_What you are asked to do:_ Report each line from the records where the string "BLUE" turns up.
.....
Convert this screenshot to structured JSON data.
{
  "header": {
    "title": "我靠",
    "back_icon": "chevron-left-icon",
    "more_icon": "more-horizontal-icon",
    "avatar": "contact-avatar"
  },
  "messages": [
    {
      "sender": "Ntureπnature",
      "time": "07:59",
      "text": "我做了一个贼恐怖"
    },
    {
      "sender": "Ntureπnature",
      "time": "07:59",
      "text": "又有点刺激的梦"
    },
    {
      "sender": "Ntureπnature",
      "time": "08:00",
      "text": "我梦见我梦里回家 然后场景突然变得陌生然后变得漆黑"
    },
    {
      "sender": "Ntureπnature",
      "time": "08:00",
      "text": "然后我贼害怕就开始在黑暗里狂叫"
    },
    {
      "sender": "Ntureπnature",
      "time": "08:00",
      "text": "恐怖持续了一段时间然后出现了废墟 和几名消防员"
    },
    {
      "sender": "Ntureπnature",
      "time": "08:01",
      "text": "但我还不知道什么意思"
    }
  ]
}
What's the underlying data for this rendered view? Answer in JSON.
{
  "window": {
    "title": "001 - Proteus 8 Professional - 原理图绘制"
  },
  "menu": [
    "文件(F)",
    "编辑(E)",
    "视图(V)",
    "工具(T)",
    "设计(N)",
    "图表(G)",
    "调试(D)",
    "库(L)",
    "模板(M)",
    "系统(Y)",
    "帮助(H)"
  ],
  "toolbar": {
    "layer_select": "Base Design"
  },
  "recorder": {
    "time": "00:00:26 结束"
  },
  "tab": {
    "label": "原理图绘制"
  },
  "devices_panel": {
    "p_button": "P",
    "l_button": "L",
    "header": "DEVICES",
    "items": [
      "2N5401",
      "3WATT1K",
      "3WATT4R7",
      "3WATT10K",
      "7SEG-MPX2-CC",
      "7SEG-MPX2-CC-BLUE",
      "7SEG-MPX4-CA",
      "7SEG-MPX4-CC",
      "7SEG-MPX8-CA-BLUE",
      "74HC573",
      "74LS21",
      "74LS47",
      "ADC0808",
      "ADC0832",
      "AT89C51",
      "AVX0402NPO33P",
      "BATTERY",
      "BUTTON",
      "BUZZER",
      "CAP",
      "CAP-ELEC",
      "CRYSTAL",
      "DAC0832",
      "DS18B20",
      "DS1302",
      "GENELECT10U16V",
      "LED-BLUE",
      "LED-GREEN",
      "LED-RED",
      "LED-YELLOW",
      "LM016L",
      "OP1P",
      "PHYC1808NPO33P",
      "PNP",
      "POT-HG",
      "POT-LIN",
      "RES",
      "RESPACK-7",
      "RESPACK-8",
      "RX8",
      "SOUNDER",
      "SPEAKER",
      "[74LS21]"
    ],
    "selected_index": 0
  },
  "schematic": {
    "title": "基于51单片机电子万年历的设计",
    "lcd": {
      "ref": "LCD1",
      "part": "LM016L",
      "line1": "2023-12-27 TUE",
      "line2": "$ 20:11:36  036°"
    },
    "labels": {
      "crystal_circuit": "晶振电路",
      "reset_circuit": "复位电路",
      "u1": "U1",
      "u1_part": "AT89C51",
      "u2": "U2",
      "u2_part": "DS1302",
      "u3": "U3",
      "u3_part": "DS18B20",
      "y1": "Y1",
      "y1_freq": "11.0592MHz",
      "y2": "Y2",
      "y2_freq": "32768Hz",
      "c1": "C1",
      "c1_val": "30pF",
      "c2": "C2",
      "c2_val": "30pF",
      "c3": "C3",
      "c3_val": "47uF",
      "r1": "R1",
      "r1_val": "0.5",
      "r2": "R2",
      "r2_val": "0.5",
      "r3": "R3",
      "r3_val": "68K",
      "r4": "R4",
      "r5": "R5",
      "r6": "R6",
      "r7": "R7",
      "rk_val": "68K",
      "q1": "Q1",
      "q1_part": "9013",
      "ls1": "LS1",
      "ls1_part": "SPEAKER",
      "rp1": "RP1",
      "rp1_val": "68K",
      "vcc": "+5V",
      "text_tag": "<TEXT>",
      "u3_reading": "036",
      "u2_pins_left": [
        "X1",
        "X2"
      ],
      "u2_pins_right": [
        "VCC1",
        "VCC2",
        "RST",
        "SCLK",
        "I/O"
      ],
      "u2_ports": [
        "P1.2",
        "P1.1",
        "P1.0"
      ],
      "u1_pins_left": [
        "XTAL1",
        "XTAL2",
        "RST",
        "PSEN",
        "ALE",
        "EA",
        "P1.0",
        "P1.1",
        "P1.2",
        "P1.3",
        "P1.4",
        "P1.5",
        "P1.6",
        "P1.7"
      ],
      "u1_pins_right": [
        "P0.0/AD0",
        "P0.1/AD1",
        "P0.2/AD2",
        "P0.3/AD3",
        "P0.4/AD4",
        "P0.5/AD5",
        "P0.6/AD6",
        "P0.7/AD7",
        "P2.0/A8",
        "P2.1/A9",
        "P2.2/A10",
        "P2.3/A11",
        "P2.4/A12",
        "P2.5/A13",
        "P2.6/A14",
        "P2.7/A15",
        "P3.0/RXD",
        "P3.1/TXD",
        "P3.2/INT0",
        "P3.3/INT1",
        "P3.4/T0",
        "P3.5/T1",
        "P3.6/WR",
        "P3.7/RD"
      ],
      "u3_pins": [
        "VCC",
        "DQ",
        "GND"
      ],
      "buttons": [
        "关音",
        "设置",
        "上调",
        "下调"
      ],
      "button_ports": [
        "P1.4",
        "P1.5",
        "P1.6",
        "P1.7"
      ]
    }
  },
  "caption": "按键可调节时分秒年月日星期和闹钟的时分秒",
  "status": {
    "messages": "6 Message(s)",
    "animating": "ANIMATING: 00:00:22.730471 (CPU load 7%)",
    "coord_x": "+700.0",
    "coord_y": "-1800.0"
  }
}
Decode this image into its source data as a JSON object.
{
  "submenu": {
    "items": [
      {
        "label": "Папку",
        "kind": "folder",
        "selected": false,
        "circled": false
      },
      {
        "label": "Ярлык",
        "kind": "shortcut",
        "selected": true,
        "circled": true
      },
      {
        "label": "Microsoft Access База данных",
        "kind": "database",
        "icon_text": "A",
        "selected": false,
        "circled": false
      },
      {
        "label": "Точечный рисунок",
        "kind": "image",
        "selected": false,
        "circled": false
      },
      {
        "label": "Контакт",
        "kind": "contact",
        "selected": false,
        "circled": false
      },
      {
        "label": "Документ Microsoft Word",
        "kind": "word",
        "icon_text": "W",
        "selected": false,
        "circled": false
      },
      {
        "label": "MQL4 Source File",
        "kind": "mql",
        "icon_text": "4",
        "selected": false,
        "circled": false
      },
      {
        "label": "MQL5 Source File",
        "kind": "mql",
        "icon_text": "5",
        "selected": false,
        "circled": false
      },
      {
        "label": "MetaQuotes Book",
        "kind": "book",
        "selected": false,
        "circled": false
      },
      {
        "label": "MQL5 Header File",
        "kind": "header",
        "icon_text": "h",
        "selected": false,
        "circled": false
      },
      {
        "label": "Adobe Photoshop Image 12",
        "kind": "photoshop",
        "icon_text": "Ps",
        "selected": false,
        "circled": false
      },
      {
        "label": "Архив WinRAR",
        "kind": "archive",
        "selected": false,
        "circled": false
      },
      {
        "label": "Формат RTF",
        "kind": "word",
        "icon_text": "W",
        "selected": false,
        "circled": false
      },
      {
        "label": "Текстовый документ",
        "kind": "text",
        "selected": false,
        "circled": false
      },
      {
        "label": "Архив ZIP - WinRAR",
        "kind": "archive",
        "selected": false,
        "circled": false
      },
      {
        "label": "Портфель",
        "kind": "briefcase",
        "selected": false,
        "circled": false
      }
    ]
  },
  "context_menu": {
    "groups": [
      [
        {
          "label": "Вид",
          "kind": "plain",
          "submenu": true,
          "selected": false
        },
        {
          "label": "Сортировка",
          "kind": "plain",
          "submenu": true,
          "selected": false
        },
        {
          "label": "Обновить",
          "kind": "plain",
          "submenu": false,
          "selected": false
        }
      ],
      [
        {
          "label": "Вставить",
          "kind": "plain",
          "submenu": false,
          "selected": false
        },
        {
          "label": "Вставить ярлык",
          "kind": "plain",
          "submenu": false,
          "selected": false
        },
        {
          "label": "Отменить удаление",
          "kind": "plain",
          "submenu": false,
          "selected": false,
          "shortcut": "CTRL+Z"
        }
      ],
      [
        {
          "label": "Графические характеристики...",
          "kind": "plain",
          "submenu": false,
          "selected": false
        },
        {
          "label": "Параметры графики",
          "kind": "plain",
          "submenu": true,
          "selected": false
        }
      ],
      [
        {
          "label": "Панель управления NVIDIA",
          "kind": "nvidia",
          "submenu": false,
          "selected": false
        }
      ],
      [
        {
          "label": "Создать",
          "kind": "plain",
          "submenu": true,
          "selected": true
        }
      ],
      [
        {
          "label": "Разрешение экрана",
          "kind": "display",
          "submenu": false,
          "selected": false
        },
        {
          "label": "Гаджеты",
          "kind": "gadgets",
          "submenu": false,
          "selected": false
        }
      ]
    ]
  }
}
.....
_Exercise answer:_
      "7SEG-MPX2-CC-BLUE",
      "7SEG-MPX8-CA-BLUE",
      "LED-BLUE",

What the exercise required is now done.